Oncogenic HPV is the term for certain types of HPV that can cause cancer.
The immune system typically gets rid of an HPV infection naturally, usually within 2 years of contracting it. However, if someone contracts an oncogenic HPV type that the immune system cannot get rid of, it may lead to cell changes that can lead to cancer.
According to the
HPV results will either be positive or negative. A negative HPV test result means that the test found no high risk HPV types.
A positive result means that the test found high risk types of HPV in the cervix, and people may require further testing.
According to a
A false-negative HPV result means that HPV types relating to cervical cancer are present, but the test does not indicate this.
It is rare for cervical cancer to be truly HPV-negative. The research around HPV testing and cervical cancer suggests the actual rate of HPV-negative cervical cancer may be lower than some estimates propose.
According to the
HPV-negative cervical cancer
Some HPV-negative cancers may occur due to false-negative results as a result of the following:
- incorrect classification of results after microscopic examination of tissues and cells of the cervix
- a latent HPV infection due to a dormant HPV infection
- non-high-risk HPV infection causing cervical cancer, which may occur in
1–2%of people with cervical cancer
- HPV testing methods
Can doctors mistakenly diagnose HPV-negative cervical cancer?
Research indicates that doctors misdiagnosed almost
Detailed testing of the tumor and surrounding tissues is important to identify whether the cancer cells are cervical cancer, endometrial cancer, or from another area of the body.
People with HPV-negative cervical cancer
Doctors use the International Federation of Gynecology and Obstetrics (FIGO) staging system to diagnose cervical cancer stages. Doctors may diagnose HPV-negative cervical cancer at an advanced FIGO stage.
Stages of cervical cancer range from
- radiation therapy
- targeted therapy
According to a 2022 review, no specific treatment for HPV-negative or positive cervical cancer exists. HPV-negative tumors vary from HPV-positive tumors and may spread to lymph nodes at an earlier stage or to more distant areas of the body.

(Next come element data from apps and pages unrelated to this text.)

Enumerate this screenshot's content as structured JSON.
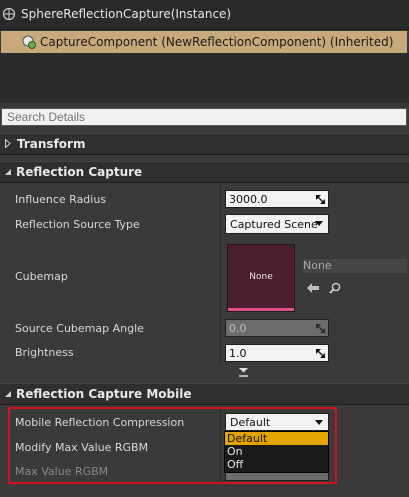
{
  "instance": {
    "label": "SphereReflectionCapture(Instance)"
  },
  "component": {
    "label": "CaptureComponent (NewReflectionComponent) (Inherited)"
  },
  "search": {
    "placeholder": "Search Details"
  },
  "categories": {
    "transform": "Transform",
    "reflection_capture": "Reflection Capture",
    "reflection_capture_mobile": "Reflection Capture Mobile"
  },
  "reflection_capture": {
    "influence_radius": {
      "label": "Influence Radius",
      "value": "3000.0"
    },
    "source_type": {
      "label": "Reflection Source Type",
      "value": "Captured Scene"
    },
    "cubemap": {
      "label": "Cubemap",
      "thumb_text": "None",
      "asset_text": "None"
    },
    "source_cubemap_angle": {
      "label": "Source Cubemap Angle",
      "value": "0.0"
    },
    "brightness": {
      "label": "Brightness",
      "value": "1.0"
    }
  },
  "mobile": {
    "compression": {
      "label": "Mobile Reflection Compression",
      "value": "Default",
      "options": [
        "Default",
        "On",
        "Off"
      ],
      "selected_index": 0
    },
    "modify_max_value": {
      "label": "Modify Max Value RGBM"
    },
    "max_value": {
      "label": "Max Value RGBM"
    }
  },
  "colors": {
    "highlight": "#d3131c",
    "selected_option": "#e3a400",
    "component_row": "#c8a97c"
  }
}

There is a lack of evidence around HPV-negative cervical cancer treatment and outlook. Researchers require further evidence to assess the best treatment options and factors affecting a person’s outlook.
HPV-negative cervical cancer is rare. It may result from a misdiagnosis of primary cancer, false-negative HPV test results, or a non-HPV-related cause, such as gene mutations.
HPV vaccination can help prevent HPV types that cause cervical cancer, and attending regular cervical cancer screenings can help to detect abnormal changes earlier.